Editor's Note: Arne Alsin's column runs exclusively on RealMoney.com; this is a special free look at his column. For a free trial subscription to RealMoney.com, click here. This article was published Jan. 23 on RealMoney.
Sometimes it's best to buy and forget. The market is more volatile than reason dictates: The average stock oscillates 50% per year, while the long-term average gain in the market is about 9%.
Making big money in a stock -- generating a several-fold gain -- generally requires holding the position for several years. It means holding fast to a "buy and forget" mindset, ignoring the short-term whims of the market in favor of long-term appreciation.
This isn't to say that an entire portfolio should be held untouched for several years. Things change, and adjustments have to be made to positions. But the allure of a bet like the one Warren Buffett made in
in the late '80s, for example, is compelling: There are no commissions to pay, no slippage due to overtrading and not a dime of tax owed. And, to the extent you're committed to the position, you can flat-out ignore the market. It's relaxing just to think about it.
Great franchises selling at attractive prices, with market positions that are protected and growing, have a place in most portfolios. They're what I call "10-year stocks." From my cadre of companies, plus a new pick, here are the 10-year stocks that I currently intend to hold for the long haul. I think each of them can be a several-fold winner over the next decade.
Raymond James Financial
Sometimes you learn a lot about a company because of what it doesn't do. In the speculative bubble of the late '90s,
stuck to gathering assets and growing its strong brokerage business. It didn't participate materially in the tech/telco/Internet IPO craze.
Even if the equity market has a mediocre decade, I expect this Florida-based company to continue to gather assets at a fast pace while building a force in asset management. This $1.6 billion company is still reasonably valued, generates a lot of free cash flow and has exceptional financial strength. See my
Oct. 3 column for my net cash and money management valuation analysis. This stock closed Tuesday at $33.91.

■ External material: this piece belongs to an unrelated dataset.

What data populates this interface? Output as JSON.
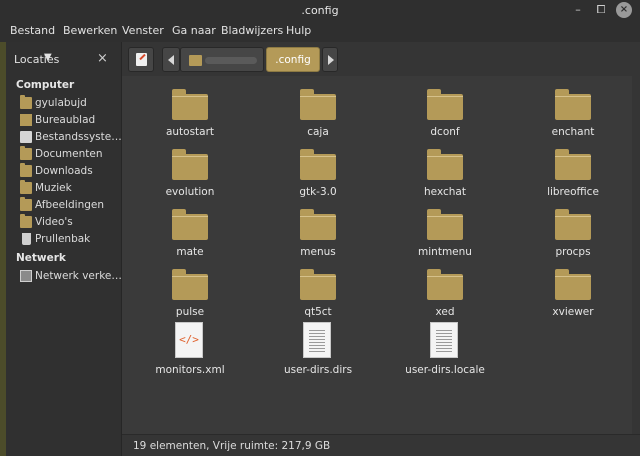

I don't see a lot of risk to
business model. Sales are diversified across a number of brands and channels. This company also has a strong management team, an impressive balance sheet and clean accounting as evidenced by its history of restructuring charges: It has the fewest of any company in its category.
There's plenty of
room for growth at this $2.6 billion company over the next 10 years -- and with net margins currently depressed, there's room for margin expansion as well. Recently, Liz Claiborne entered a new sales channel through a rollout of products at
and has expanded in Europe with its
acquisition. This company has a history of taking care of shareholders, using its ample free cash flow to aggressively buy back stock. It ended Tuesday at $25.22.
Like Coke and
in the soft-drink market, two blue-chip companies control the shelf space in the toy market:
. Market share for Hasbro in certain toy areas includes board games (65%), card games (75%) and action figures (60%).
Hasbro is a
premier company with premier brands, such as Parker Brothers, Playskool, Nerf, Play-Doh and Tonka, but because of a stumble last year, it doesn't command a premium valuation -- yet.
With a durable end market in toys, a diversified stable of products with low price points and the ability to generate strong free cash flow (at least $250 million per year, normalized), Hasbro, a $2.8 billion company, can be a multi-bagger for shareholders over the long haul, assuming decent sales growth of 6% to 8% and a return to historical margins. This stock closed Tuesday at $16.61.
I don't have a lot of patience for value players who think singularly in narrow, simplistic terms like low price-to-earnings or low price-to-book ratios. They'll always be investing in companies like
. Those stocks are cheap, to be sure, but given the nature of their businesses, they
My latest pick for
, leading biotech company
, is not a value stock in the traditional sense. But I see unrecognized value in a variety of areas, besides the obvious $1.5 billion in net cash. Collaborations and joint ventures with several big pharmaceutical companies are very valuable and will yield well over a billion dollars in future revenue. The product pipeline, though immature, is on par with that of the big pharmaceutical companies.
This stock is going to be volatile. But the business model, when it matures, is profitable and protected. Millennium might be a home run, but to get there from here, you'll have to weather a few storms. It closed Tuesday at $20.23, well off its 52-week high of $56.75 set last January. My best guess is that Millennium has the potential to go up 8 to 10 times over the next eight to 10 years.
Note: With this column, I'm changing my rating to a sell for both
, which I noted in a
December column, and
, which I
wrote about in November. This reduces my exposure to airlines and retail, while I'm adding my new pick of Millennium.
Arne Alsin is the founder and principal of Alsin Capital Management, an Oregon-based investment advisor specializing in turnaround situations. At time of publication, Alsin and/or ACM was long Raymond James, Liz Claiborne, Hasbro and Millennium Pharmaceuticals, although holdings can change at any time. Under no circumstances does the information in this column represent a recommendation to buy or sell stocks. Alsin appreciates your feedback and invites you to send it to